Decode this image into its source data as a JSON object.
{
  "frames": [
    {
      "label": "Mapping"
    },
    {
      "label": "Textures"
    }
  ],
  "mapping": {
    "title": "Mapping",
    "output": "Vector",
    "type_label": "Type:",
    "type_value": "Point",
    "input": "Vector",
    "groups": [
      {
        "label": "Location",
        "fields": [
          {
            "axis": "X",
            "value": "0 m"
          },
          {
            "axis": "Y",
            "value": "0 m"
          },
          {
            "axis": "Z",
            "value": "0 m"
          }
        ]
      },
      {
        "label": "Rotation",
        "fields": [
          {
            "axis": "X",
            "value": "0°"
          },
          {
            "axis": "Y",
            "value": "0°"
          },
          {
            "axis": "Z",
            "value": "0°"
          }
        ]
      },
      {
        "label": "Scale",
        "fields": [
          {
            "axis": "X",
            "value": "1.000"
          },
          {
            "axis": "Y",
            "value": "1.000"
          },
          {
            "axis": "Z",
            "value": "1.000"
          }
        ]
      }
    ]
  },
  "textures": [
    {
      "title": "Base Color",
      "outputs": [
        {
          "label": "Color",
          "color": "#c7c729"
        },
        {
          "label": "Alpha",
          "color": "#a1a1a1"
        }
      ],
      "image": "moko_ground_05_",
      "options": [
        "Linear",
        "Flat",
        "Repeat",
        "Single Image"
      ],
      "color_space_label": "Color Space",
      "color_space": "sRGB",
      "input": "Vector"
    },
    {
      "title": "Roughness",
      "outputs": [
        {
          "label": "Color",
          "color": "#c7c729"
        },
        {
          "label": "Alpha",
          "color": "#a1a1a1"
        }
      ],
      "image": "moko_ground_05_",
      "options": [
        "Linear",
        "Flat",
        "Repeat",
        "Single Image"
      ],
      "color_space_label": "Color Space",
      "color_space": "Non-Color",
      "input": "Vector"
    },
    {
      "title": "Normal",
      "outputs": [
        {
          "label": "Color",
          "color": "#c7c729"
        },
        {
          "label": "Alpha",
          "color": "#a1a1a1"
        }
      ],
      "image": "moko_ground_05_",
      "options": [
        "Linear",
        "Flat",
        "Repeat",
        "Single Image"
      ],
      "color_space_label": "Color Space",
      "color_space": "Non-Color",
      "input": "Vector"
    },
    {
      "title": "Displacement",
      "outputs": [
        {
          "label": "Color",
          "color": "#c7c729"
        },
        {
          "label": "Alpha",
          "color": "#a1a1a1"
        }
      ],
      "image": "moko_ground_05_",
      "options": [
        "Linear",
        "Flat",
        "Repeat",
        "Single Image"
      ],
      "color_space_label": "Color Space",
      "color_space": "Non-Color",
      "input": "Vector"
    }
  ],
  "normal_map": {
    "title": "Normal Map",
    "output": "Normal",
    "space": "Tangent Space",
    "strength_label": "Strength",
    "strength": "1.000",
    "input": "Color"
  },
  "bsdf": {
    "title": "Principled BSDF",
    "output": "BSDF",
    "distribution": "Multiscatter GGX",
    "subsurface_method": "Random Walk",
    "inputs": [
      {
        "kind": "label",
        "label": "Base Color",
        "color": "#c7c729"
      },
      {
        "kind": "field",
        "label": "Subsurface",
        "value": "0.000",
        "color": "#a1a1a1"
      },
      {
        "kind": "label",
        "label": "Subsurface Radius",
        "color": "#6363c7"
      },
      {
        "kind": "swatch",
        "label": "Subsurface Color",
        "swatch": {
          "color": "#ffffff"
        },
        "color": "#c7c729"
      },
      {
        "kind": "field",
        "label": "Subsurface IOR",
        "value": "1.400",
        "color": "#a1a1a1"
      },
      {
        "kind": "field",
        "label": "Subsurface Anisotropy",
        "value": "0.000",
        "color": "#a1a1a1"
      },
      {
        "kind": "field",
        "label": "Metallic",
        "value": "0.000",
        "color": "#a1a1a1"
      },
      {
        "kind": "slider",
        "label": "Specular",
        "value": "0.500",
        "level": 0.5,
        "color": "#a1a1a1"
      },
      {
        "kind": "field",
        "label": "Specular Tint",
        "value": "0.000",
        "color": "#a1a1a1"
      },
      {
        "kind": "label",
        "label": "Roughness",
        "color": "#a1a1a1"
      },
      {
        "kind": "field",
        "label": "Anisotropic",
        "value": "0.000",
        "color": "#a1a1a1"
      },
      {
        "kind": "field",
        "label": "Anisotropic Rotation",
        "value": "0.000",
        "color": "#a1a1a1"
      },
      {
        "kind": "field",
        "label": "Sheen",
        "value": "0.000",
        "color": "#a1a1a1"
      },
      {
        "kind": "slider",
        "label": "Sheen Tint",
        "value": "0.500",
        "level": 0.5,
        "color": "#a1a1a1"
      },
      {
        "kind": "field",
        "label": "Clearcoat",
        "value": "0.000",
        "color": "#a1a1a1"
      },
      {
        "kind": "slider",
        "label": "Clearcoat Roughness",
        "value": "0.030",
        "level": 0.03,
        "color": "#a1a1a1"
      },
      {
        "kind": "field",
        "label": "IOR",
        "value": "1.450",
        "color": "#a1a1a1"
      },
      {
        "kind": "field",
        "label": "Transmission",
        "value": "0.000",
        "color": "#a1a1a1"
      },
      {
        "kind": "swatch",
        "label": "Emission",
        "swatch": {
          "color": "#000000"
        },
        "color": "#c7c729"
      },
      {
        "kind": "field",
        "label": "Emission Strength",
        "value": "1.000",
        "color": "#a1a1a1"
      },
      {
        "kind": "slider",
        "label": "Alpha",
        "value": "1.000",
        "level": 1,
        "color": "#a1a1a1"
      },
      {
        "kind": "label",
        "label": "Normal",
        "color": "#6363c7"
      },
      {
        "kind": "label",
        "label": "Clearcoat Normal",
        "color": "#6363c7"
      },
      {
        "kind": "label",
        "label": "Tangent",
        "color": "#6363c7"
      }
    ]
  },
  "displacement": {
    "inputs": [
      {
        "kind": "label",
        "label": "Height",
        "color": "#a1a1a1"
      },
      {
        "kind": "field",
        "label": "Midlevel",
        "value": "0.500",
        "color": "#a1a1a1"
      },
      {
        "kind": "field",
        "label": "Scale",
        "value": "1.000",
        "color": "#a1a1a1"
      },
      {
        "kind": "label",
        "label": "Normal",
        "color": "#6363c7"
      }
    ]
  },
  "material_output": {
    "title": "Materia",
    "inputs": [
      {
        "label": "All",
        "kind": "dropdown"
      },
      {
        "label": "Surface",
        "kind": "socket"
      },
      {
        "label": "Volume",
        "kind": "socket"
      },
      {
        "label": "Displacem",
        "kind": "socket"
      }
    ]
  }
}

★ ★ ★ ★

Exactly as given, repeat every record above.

Decode this image into its source data as a JSON object.
{
  "frames": [
    {
      "label": "Mapping"
    },
    {
      "label": "Textures"
    }
  ],
  "mapping": {
    "title": "Mapping",
    "output": "Vector",
    "type_label": "Type:",
    "type_value": "Point",
    "input": "Vector",
    "groups": [
      {
        "label": "Location",
        "fields": [
          {
            "axis": "X",
            "value": "0 m"
          },
          {
            "axis": "Y",
            "value": "0 m"
          },
          {
            "axis": "Z",
            "value": "0 m"
          }
        ]
      },
      {
        "label": "Rotation",
        "fields": [
          {
            "axis": "X",
            "value": "0°"
          },
          {
            "axis": "Y",
            "value": "0°"
          },
          {
            "axis": "Z",
            "value": "0°"
          }
        ]
      },
      {
        "label": "Scale",
        "fields": [
          {
            "axis": "X",
            "value": "1.000"
          },
          {
            "axis": "Y",
            "value": "1.000"
          },
          {
            "axis": "Z",
            "value": "1.000"
          }
        ]
      }
    ]
  },
  "textures": [
    {
      "title": "Base Color",
      "outputs": [
        {
          "label": "Color",
          "color": "#c7c729"
        },
        {
          "label": "Alpha",
          "color": "#a1a1a1"
        }
      ],
      "image": "moko_ground_05_",
      "options": [
        "Linear",
        "Flat",
        "Repeat",
        "Single Image"
      ],
      "color_space_label": "Color Space",
      "color_space": "sRGB",
      "input": "Vector"
    },
    {
      "title": "Roughness",
      "outputs": [
        {
          "label": "Color",
          "color": "#c7c729"
        },
        {
          "label": "Alpha",
          "color": "#a1a1a1"
        }
      ],
      "image": "moko_ground_05_",
      "options": [
        "Linear",
        "Flat",
        "Repeat",
        "Single Image"
      ],
      "color_space_label": "Color Space",
      "color_space": "Non-Color",
      "input": "Vector"
    },
    {
      "title": "Normal",
      "outputs": [
        {
          "label": "Color",
          "color": "#c7c729"
        },
        {
          "label": "Alpha",
          "color": "#a1a1a1"
        }
      ],
      "image": "moko_ground_05_",
      "options": [
        "Linear",
        "Flat",
        "Repeat",
        "Single Image"
      ],
      "color_space_label": "Color Space",
      "color_space": "Non-Color",
      "input": "Vector"
    },
    {
      "title": "Displacement",
      "outputs": [
        {
          "label": "Color",
          "color": "#c7c729"
        },
        {
          "label": "Alpha",
          "color": "#a1a1a1"
        }
      ],
      "image": "moko_ground_05_",
      "options": [
        "Linear",
        "Flat",
        "Repeat",
        "Single Image"
      ],
      "color_space_label": "Color Space",
      "color_space": "Non-Color",
      "input": "Vector"
    }
  ],
  "normal_map": {
    "title": "Normal Map",
    "output": "Normal",
    "space": "Tangent Space",
    "strength_label": "Strength",
    "strength": "1.000",
    "input": "Color"
  },
  "bsdf": {
    "title": "Principled BSDF",
    "output": "BSDF",
    "distribution": "Multiscatter GGX",
    "subsurface_method": "Random Walk",
    "inputs": [
      {
        "kind": "label",
        "label": "Base Color",
        "color": "#c7c729"
      },
      {
        "kind": "field",
        "label": "Subsurface",
        "value": "0.000",
        "color": "#a1a1a1"
      },
      {
        "kind": "label",
        "label": "Subsurface Radius",
        "color": "#6363c7"
      },
      {
        "kind": "swatch",
        "label": "Subsurface Color",
        "swatch": {
          "color": "#ffffff"
        },
        "color": "#c7c729"
      },
      {
        "kind": "field",
        "label": "Subsurface IOR",
        "value": "1.400",
        "color": "#a1a1a1"
      },
      {
        "kind": "field",
        "label": "Subsurface Anisotropy",
        "value": "0.000",
        "color": "#a1a1a1"
      },
      {
        "kind": "field",
        "label": "Metallic",
        "value": "0.000",
        "color": "#a1a1a1"
      },
      {
        "kind": "slider",
        "label": "Specular",
        "value": "0.500",
        "level": 0.5,
        "color": "#a1a1a1"
      },
      {
        "kind": "field",
        "label": "Specular Tint",
        "value": "0.000",
        "color": "#a1a1a1"
      },
      {
        "kind": "label",
        "label": "Roughness",
        "color": "#a1a1a1"
      },
      {
        "kind": "field",
        "label": "Anisotropic",
        "value": "0.000",
        "color": "#a1a1a1"
      },
      {
        "kind": "field",
        "label": "Anisotropic Rotation",
        "value": "0.000",
        "color": "#a1a1a1"
      },
      {
        "kind": "field",
        "label": "Sheen",
        "value": "0.000",
        "color": "#a1a1a1"
      },
      {
        "kind": "slider",
        "label": "Sheen Tint",
        "value": "0.500",
        "level": 0.5,
        "color": "#a1a1a1"
      },
      {
        "kind": "field",
        "label": "Clearcoat",
        "value": "0.000",
        "color": "#a1a1a1"
      },
      {
        "kind": "slider",
        "label": "Clearcoat Roughness",
        "value": "0.030",
        "level": 0.03,
        "color": "#a1a1a1"
      },
      {
        "kind": "field",
        "label": "IOR",
        "value": "1.450",
        "color": "#a1a1a1"
      },
      {
        "kind": "field",
        "label": "Transmission",
        "value": "0.000",
        "color": "#a1a1a1"
      },
      {
        "kind": "swatch",
        "label": "Emission",
        "swatch": {
          "color": "#000000"
        },
        "color": "#c7c729"
      },
      {
        "kind": "field",
        "label": "Emission Strength",
        "value": "1.000",
        "color": "#a1a1a1"
      },
      {
        "kind": "slider",
        "label": "Alpha",
        "value": "1.000",
        "level": 1,
        "color": "#a1a1a1"
      },
      {
        "kind": "label",
        "label": "Normal",
        "color": "#6363c7"
      },
      {
        "kind": "label",
        "label": "Clearcoat Normal",
        "color": "#6363c7"
      },
      {
        "kind": "label",
        "label": "Tangent",
        "color": "#6363c7"
      }
    ]
  },
  "displacement": {
    "inputs": [
      {
        "kind": "label",
        "label": "Height",
        "color": "#a1a1a1"
      },
      {
        "kind": "field",
        "label": "Midlevel",
        "value": "0.500",
        "color": "#a1a1a1"
      },
      {
        "kind": "field",
        "label": "Scale",
        "value": "1.000",
        "color": "#a1a1a1"
      },
      {
        "kind": "label",
        "label": "Normal",
        "color": "#6363c7"
      }
    ]
  },
  "material_output": {
    "title": "Materia",
    "inputs": [
      {
        "label": "All",
        "kind": "dropdown"
      },
      {
        "label": "Surface",
        "kind": "socket"
      },
      {
        "label": "Volume",
        "kind": "socket"
      },
      {
        "label": "Displacem",
        "kind": "socket"
      }
    ]
  }
}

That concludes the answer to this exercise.